Internet fraud occurs in many forms, from undelivered retail websites to email phishing to credit card or bank information, to technical support scams that take over your desktop, and everything in between. However, they share a common goal: extracting money or personal information from an unsuspecting user.
If you come across something that seems incomplete, check it out as follows before you drop your money.
Three Signs That A Website Is Legitimate
Hopefully, most of the sites you come across are legitimate. There are two quick ways to recognize this, and one that requires just a little more footwork.
. 2 Additionally, some sites are independently certified as secure by displaying trust marks such as the Norton Secured Seal (managed by DigiCert) or the McAfee Secure Certificate (managed by TrustedSite). In China, an ICP (Internet Content Provider) license indicates that a website is registered and allowed to operate in the government.
3. Review the WHOIS information for the names and locations of site owners. For the purposes of the ICANN (Internet Corporation for Assigned Names and Numbers) Organization, WHOIS is not an acronym. It literally means, "Who is responsible for a domain name or IP address?"
Go to Whois, enter a URL in the search box, and then click the Look Up button. ICANN will display WHOIS information about this site, unless the site is protected by a domain privacy service (also known as a proxy protection service).
Note the site creation date: Older sites that have been around for a long time are generally legitimate
Finding Fraudulent Sites
2. Check the location information on the site. So make sure your phone number, address, email address, etc. are valid. This is easy enough to do a search on the Internet or to call the phone number.
. 3 To find out if a website is suspicious, check the Better Business Bureau, the Consumer Protection Agency, the Federal Trade Commission, or any of the numerous Internet fraud detection lists for complaints or fraud.
Rules of thumb for retailers
You can not be overly cautious when shopping online, especially if you're browsing dark websites through Internet search.
. 1 Read the fine print on customer contracts, agreements, product information and return policy. I know these contracts are tedious and tedious, but it's worth it if you're not cheated.
. 2 Do not be fooled by unbelievable prices. If it's too good to be true, it's probably not true.
. 3 Read the reviews of customers on this site, but do not be misled by an implausible number of great reviews. First read the bad reviews and pay attention to what the customers say. When there are a lot of bad reviews, companies hire people to write hundreds of "fake" good reviews in the hope that a fluke picks up the negative answers. Customers tend to complain more than compliments. Therefore, believe that complaints occur especially when the examiner provides contact information for further discussion.
Companies that personally deal with bad reviews and offer to provide a refund, a replacement product, or agree to a solution are worth a second chance. At least they try to keep their customers happy.

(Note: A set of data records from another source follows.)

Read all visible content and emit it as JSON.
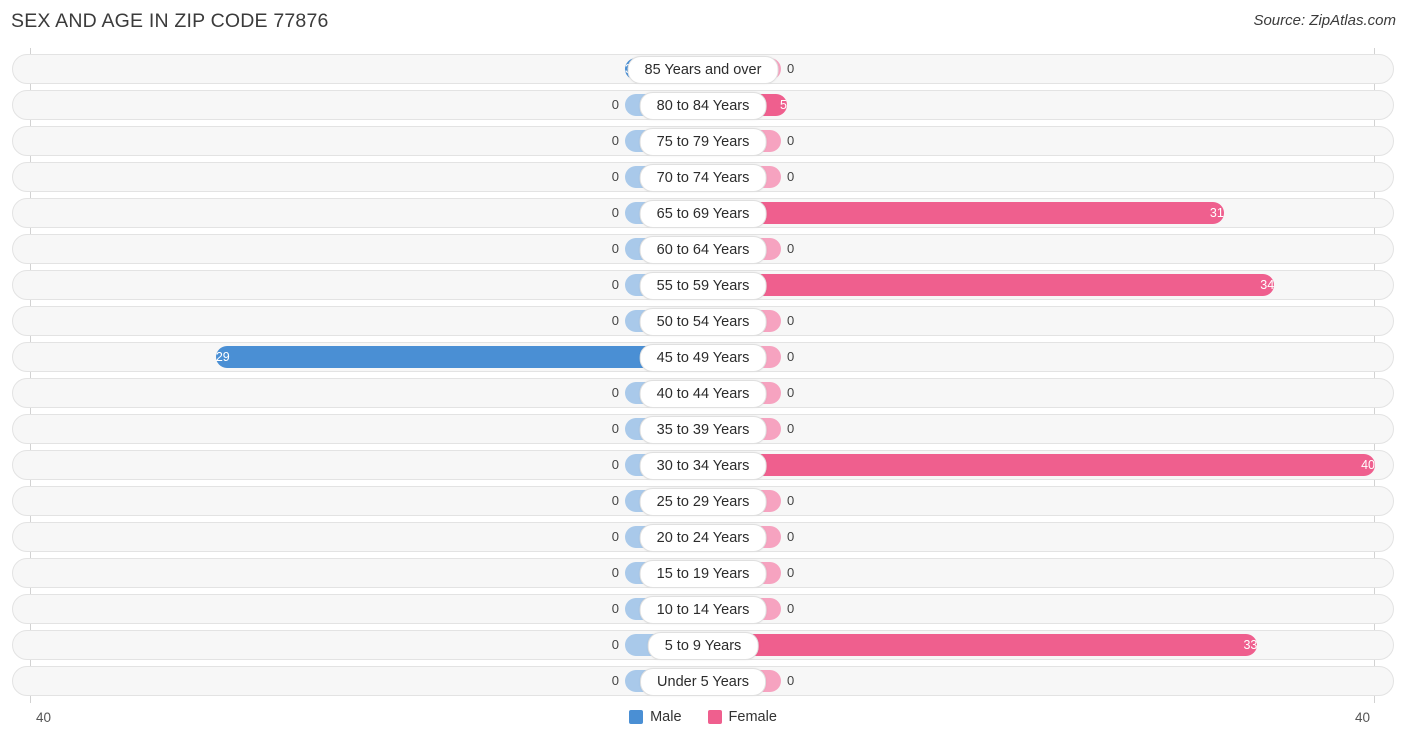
{
  "header": {
    "title": "SEX AND AGE IN ZIP CODE 77876",
    "source": "Source: ZipAtlas.com"
  },
  "footer": {
    "axis_left": "40",
    "axis_right": "40",
    "legend": [
      {
        "label": "Male",
        "color": "#4a8fd4"
      },
      {
        "label": "Female",
        "color": "#ef5f8e"
      }
    ]
  },
  "chart_data": {
    "type": "bar",
    "title": "SEX AND AGE IN ZIP CODE 77876",
    "subtitle": "Source: ZipAtlas.com",
    "orientation": "horizontal",
    "layout": "population-pyramid",
    "xlabel": "",
    "ylabel": "",
    "xlim": [
      0,
      40
    ],
    "axis_max": 40,
    "grid": false,
    "legend_position": "bottom-center",
    "categories": [
      "85 Years and over",
      "80 to 84 Years",
      "75 to 79 Years",
      "70 to 74 Years",
      "65 to 69 Years",
      "60 to 64 Years",
      "55 to 59 Years",
      "50 to 54 Years",
      "45 to 49 Years",
      "40 to 44 Years",
      "35 to 39 Years",
      "30 to 34 Years",
      "25 to 29 Years",
      "20 to 24 Years",
      "15 to 19 Years",
      "10 to 14 Years",
      "5 to 9 Years",
      "Under 5 Years"
    ],
    "series": [
      {
        "name": "Male",
        "color": "#4a8fd4",
        "values": [
          3,
          0,
          0,
          0,
          0,
          0,
          0,
          0,
          29,
          0,
          0,
          0,
          0,
          0,
          0,
          0,
          0,
          0
        ]
      },
      {
        "name": "Female",
        "color": "#ef5f8e",
        "values": [
          0,
          5,
          0,
          0,
          31,
          0,
          34,
          0,
          0,
          0,
          0,
          40,
          0,
          0,
          0,
          0,
          33,
          0
        ]
      }
    ]
  }
}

. 4 Check the shipping options and the shipping company. If the company is unknown to you, or does not provide tracking numbers or a reasonable shipping time, look for another vendor. Reputable companies work with well-known and reliable shipping companies such as USPS, FedEx, UPS and DHL.
. 5 Always pay with a credit card because you can dispute the charges if you are cheated by an unethical business or if one of these companies sells your card number to a third party who raises a number of unauthorized charges. Most banks treat debit cards with the same courtesy. If your bank follows the example, a debit card may be a safe alternative.
NOTE: Under federal law, unauthorized charges are limited to $ 50 if your account is misused.
. 6 Do not click on e-mail links to receive special offers, purchases, or sweepstakes, and do not include personal information such as credit card or bank account numbers, passwords, or user IDs for any of these e-mail actions. If you receive an e-mail promotion, use a search engine to check the URL of the site. Visit the site directly from your web browser and then search the site for the promotional item.
. 7 Another handy trick is checking e-mail links. Hover your mouse over the link and the actual URL will appear in a pop-up box. If the advertisement says "Win a Free Trip to Paris" and the actual URL does not display anything that resembles a valid competition or travel agency, it is probably a scam.
8. Hackers often hijack user address books and send infected emails that appear to come from friends, relatives, or colleagues. Never open an e-mail attachment unless you know personally the person or organization that sent the attachment, or you expect an attachment that results from a prior agreement. Even if both are correct, you should call the sender or email me and confirm that he / she wants to send you an e-mail attachment.